and apsidal chevet which has lost its nave (currently only two bays of the nave are extant).
The three-story elevation with arcade
, blind triforium
and tall clerestory continues around the aisled transept and nave as well as the aisleless chevet. The arcade is support on elegant cylindrical columns. The tracery of clerestory is tightly linked with the triforium. We see a continuing play on the geometric forms of window tracery moving from east to west.
Foundation of a chapter of secular canons dependent upon the counts of Champagne goes back to the 11th century; c. 1100 on episcopal initiative regular canons installed: chapter included a hundred canons. The nave (demolished) may belong to the period of Count Henry the Liberal, a generous patron of the abbey.

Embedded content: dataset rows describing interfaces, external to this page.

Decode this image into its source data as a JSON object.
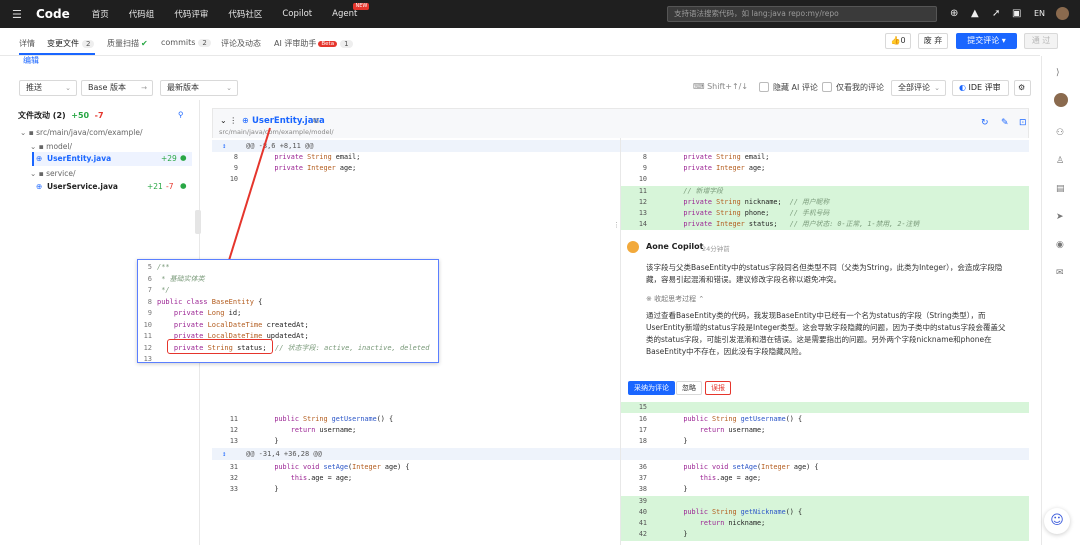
{
  "topnav": {
    "brand": "Code",
    "items": [
      "首页",
      "代码组",
      "代码评审",
      "代码社区",
      "Copilot",
      "Agent"
    ],
    "agent_badge": "NEW",
    "search_placeholder": "支持语法搜索代码，如 lang:java repo:my/repo",
    "language": "EN"
  },
  "tabs": {
    "details": "详情",
    "changed_files": "变更文件",
    "changed_files_count": "2",
    "quality_scan": "质量扫描",
    "commits": "commits",
    "commits_count": "2",
    "comments": "评论及动态",
    "ai_assistant": "AI 评审助手",
    "ai_badge": "Beta",
    "ai_count": "1"
  },
  "actions": {
    "like_count": "0",
    "ignore": "废 弃",
    "submit": "提交评论",
    "approve": "通 过"
  },
  "edit_link": "编辑",
  "toolbar": {
    "push": "推送",
    "base_version": "Base 版本",
    "latest_version": "最新版本",
    "shortcut": "Shift+↑/↓",
    "hide_ai": "隐藏 AI 评论",
    "only_mine": "仅看我的评论",
    "all_comments": "全部评论",
    "ide_review": "IDE 评审"
  },
  "filetree": {
    "title": "文件改动 (2)",
    "added": "+50",
    "removed": "-7",
    "path_root": "src/main/java/com/example/",
    "folder_model": "model/",
    "file_user_entity": "UserEntity.java",
    "file_user_entity_add": "+29",
    "folder_service": "service/",
    "file_user_service": "UserService.java",
    "file_user_service_add": "+21",
    "file_user_service_del": "-7"
  },
  "diff": {
    "file_name": "UserEntity.java",
    "file_path": "src/main/java/com/example/model/",
    "hunk1": "@@ -8,6 +8,11 @@",
    "hunk2": "@@ -31,4 +36,28 @@",
    "left_lines": [
      {
        "n": "8",
        "t": "    private String email;"
      },
      {
        "n": "9",
        "t": "    private Integer age;"
      },
      {
        "n": "10",
        "t": ""
      }
    ],
    "right_lines": [
      {
        "n": "8",
        "t": "    private String email;"
      },
      {
        "n": "9",
        "t": "    private Integer age;"
      },
      {
        "n": "10",
        "t": ""
      },
      {
        "n": "11",
        "t": "    // 新增字段"
      },
      {
        "n": "12",
        "t": "    private String nickname;  // 用户昵称"
      },
      {
        "n": "13",
        "t": "    private String phone;     // 手机号码"
      },
      {
        "n": "14",
        "t": "    private Integer status;   // 用户状态: 0-正常, 1-禁用, 2-注销"
      }
    ],
    "mid_left": [
      {
        "n": "11",
        "t": "    public String getUsername() {"
      },
      {
        "n": "12",
        "t": "        return username;"
      },
      {
        "n": "13",
        "t": "    }"
      }
    ],
    "mid_right": [
      {
        "n": "15",
        "t": ""
      },
      {
        "n": "16",
        "t": "    public String getUsername() {"
      },
      {
        "n": "17",
        "t": "        return username;"
      },
      {
        "n": "18",
        "t": "    }"
      }
    ],
    "bot_left": [
      {
        "n": "31",
        "t": "    public void setAge(Integer age) {"
      },
      {
        "n": "32",
        "t": "        this.age = age;"
      },
      {
        "n": "33",
        "t": "    }"
      }
    ],
    "bot_right": [
      {
        "n": "36",
        "t": "    public void setAge(Integer age) {"
      },
      {
        "n": "37",
        "t": "        this.age = age;"
      },
      {
        "n": "38",
        "t": "    }"
      },
      {
        "n": "39",
        "t": ""
      },
      {
        "n": "40",
        "t": "    public String getNickname() {"
      },
      {
        "n": "41",
        "t": "        return nickname;"
      },
      {
        "n": "42",
        "t": "    }"
      }
    ]
  },
  "comment": {
    "author": "Aone Copilot",
    "time": "24分钟前",
    "text": "该字段与父类BaseEntity中的status字段同名但类型不同（父类为String，此类为Integer），会造成字段隐藏，容易引起混淆和错误。建议修改字段名称以避免冲突。",
    "think_toggle": "※ 收起思考过程 ⌃",
    "think_text": "通过查看BaseEntity类的代码，我发现BaseEntity中已经有一个名为status的字段（String类型），而UserEntity新增的status字段是Integer类型。这会导致字段隐藏的问题，因为子类中的status字段会覆盖父类的status字段，可能引发混淆和潜在错误。这是需要指出的问题。另外两个字段nickname和phone在BaseEntity中不存在，因此没有字段隐藏风险。",
    "adopt": "采纳为评论",
    "ignore": "忽略",
    "misreport": "误报"
  },
  "callout": [
    {
      "n": "5",
      "t": "/**"
    },
    {
      "n": "6",
      "t": " * 基础实体类"
    },
    {
      "n": "7",
      "t": " */"
    },
    {
      "n": "8",
      "t": "public class BaseEntity {"
    },
    {
      "n": "9",
      "t": "    private Long id;"
    },
    {
      "n": "10",
      "t": "    private LocalDateTime createdAt;"
    },
    {
      "n": "11",
      "t": "    private LocalDateTime updatedAt;"
    },
    {
      "n": "12",
      "t": "    private String status;  // 状态字段: active, inactive, deleted"
    },
    {
      "n": "13",
      "t": ""
    }
  ]
}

The church, built from east to west belongs to the second quarter of the 13th century (c.1225-50's). No written sources document the construction. The old nave was demolished in the 18th century. The abbey received much damage in WWI and was largely rebuilt.

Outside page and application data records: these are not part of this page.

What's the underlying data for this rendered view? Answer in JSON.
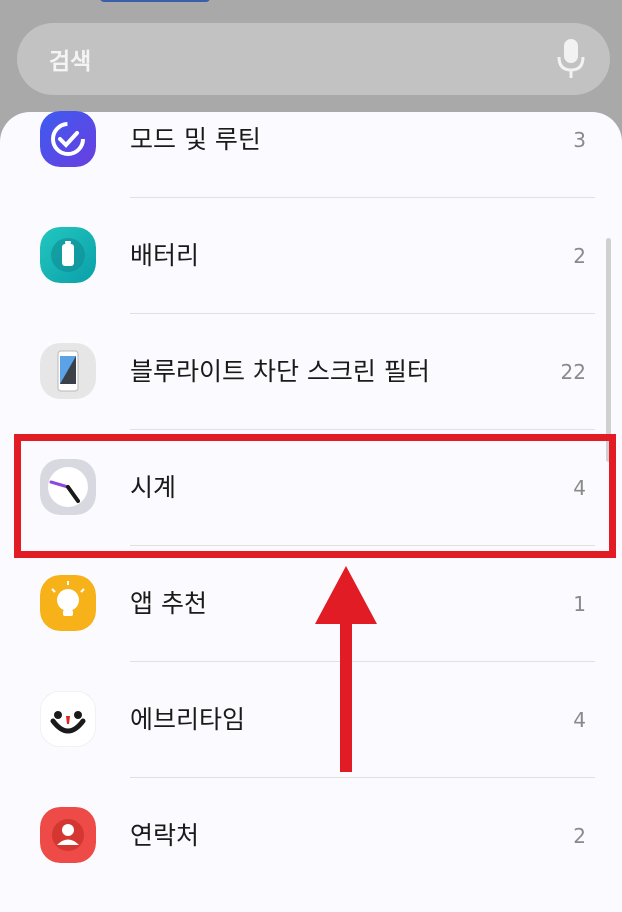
{
  "search": {
    "placeholder": "검색",
    "icon": "mic-icon"
  },
  "list": {
    "items": [
      {
        "label": "모드 및 루틴",
        "count": "3",
        "icon": "modes-routines-icon"
      },
      {
        "label": "배터리",
        "count": "2",
        "icon": "battery-icon"
      },
      {
        "label": "블루라이트 차단 스크린 필터",
        "count": "22",
        "icon": "bluelight-filter-icon"
      },
      {
        "label": "시계",
        "count": "4",
        "icon": "clock-icon"
      },
      {
        "label": "앱 추천",
        "count": "1",
        "icon": "lightbulb-icon"
      },
      {
        "label": "에브리타임",
        "count": "4",
        "icon": "everytime-icon"
      },
      {
        "label": "연락처",
        "count": "2",
        "icon": "contacts-icon"
      }
    ]
  },
  "annotation": {
    "highlight_color": "#e11c24",
    "highlighted_item": "시계"
  },
  "colors": {
    "sheet_bg": "#fbfafe",
    "backdrop": "#a9a9a9",
    "search_bg": "#c2c2c2"
  }
}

In its overall shape the church refers to S-Léger of Soissons
, also a chapter of regular Augustinian canons. The articulation indicates links with not only local (Braine
) buildings, but also the Île de France
(the linked clerestory and triforium recall Saint-Denis
of the 1230's). Robert Branner has associated these elements of the court style. For Jean Bony
the elision between triforium and clerestory signals connections with the nave of Amiens Cathedral
and S-Remi of Reims.
J. Bony, French Gothic Architecture, 373.
R. Branner, St Louis and the Court Style, London, 1965, 18
P. Héliot, "Deux églises champenoises méconnues. Les abbatiales d'Orbais et d'Essômes," Mémoires de la Société d'agriculture, commerce, sciences et arts du département de la Marne. 80, 1965, 87-112
P. Kurmann, "L'ancienne abbatiale d'Essômes: nouvelles considérations sur son architecture," Congrès archéologique, 1994, 309-326